The basic difference between a testamentary and a living trust is when the trust is organized. A testamentary trust is established when the grantor dies, whereas a revocable living trust is established while the grantor is still alive.
A testamentary trust is part of a person’s Will. As a result, it cannot come into existence until the Will enters the probate process. Testamentary trusts are seldom used since avoiding probate is a high priority for most well-established plans.
Both a revocable living trust and a testamentary trust are revocable during the grantor’s lifetime. Both types of trusts become irrevocable once the grantor dies.
Note: Technically, married individuals who create a living trust that includes A/B Provisions have a testamentary trust inside their living trust, as the B Portion of the A/B trust is not established until the first spouse's death.
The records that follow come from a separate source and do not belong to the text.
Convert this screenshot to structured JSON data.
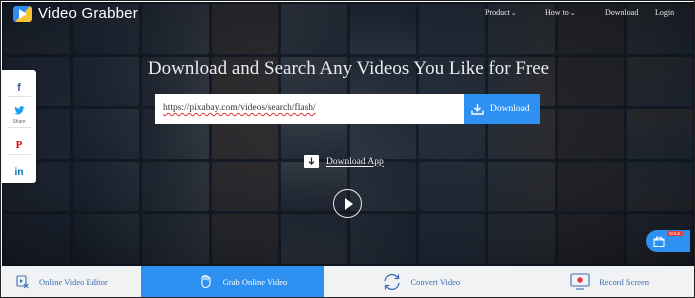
{
  "app": {
    "name": "Video Grabber"
  },
  "nav": {
    "items": [
      {
        "label": "Product",
        "has_dropdown": true
      },
      {
        "label": "How to",
        "has_dropdown": true
      },
      {
        "label": "Download",
        "has_dropdown": false
      },
      {
        "label": "Login",
        "has_dropdown": false
      }
    ],
    "chevron": "⌄"
  },
  "hero": {
    "headline": "Download and Search Any Videos You Like for Free",
    "search_value": "https://pixabay.com/videos/search/flash/",
    "download_button": "Download",
    "download_app": "Download App"
  },
  "share": {
    "items": [
      {
        "icon": "facebook-icon",
        "glyph": "f",
        "color": "#3b5998",
        "label": ""
      },
      {
        "icon": "twitter-icon",
        "glyph": "🐦",
        "color": "#1da1f2",
        "label": "Share"
      },
      {
        "icon": "pinterest-icon",
        "glyph": "P",
        "color": "#e60023",
        "label": ""
      },
      {
        "icon": "linkedin-icon",
        "glyph": "in",
        "color": "#0077b5",
        "label": ""
      }
    ]
  },
  "gift": {
    "badge": "SALE"
  },
  "tabs": [
    {
      "label": "Online Video Editor",
      "icon": "video-editor-icon",
      "active": false
    },
    {
      "label": "Grab Online Video",
      "icon": "grab-hand-icon",
      "active": true
    },
    {
      "label": "Convert Video",
      "icon": "convert-icon",
      "active": false
    },
    {
      "label": "Record Screen",
      "icon": "record-screen-icon",
      "active": false
    }
  ],
  "colors": {
    "accent": "#2e90f0",
    "tab_text": "#3f6fb0",
    "hero_bg": "#1b222c"
  }
}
In this case, the testamentary trust is not created by a Will, so no probate is required.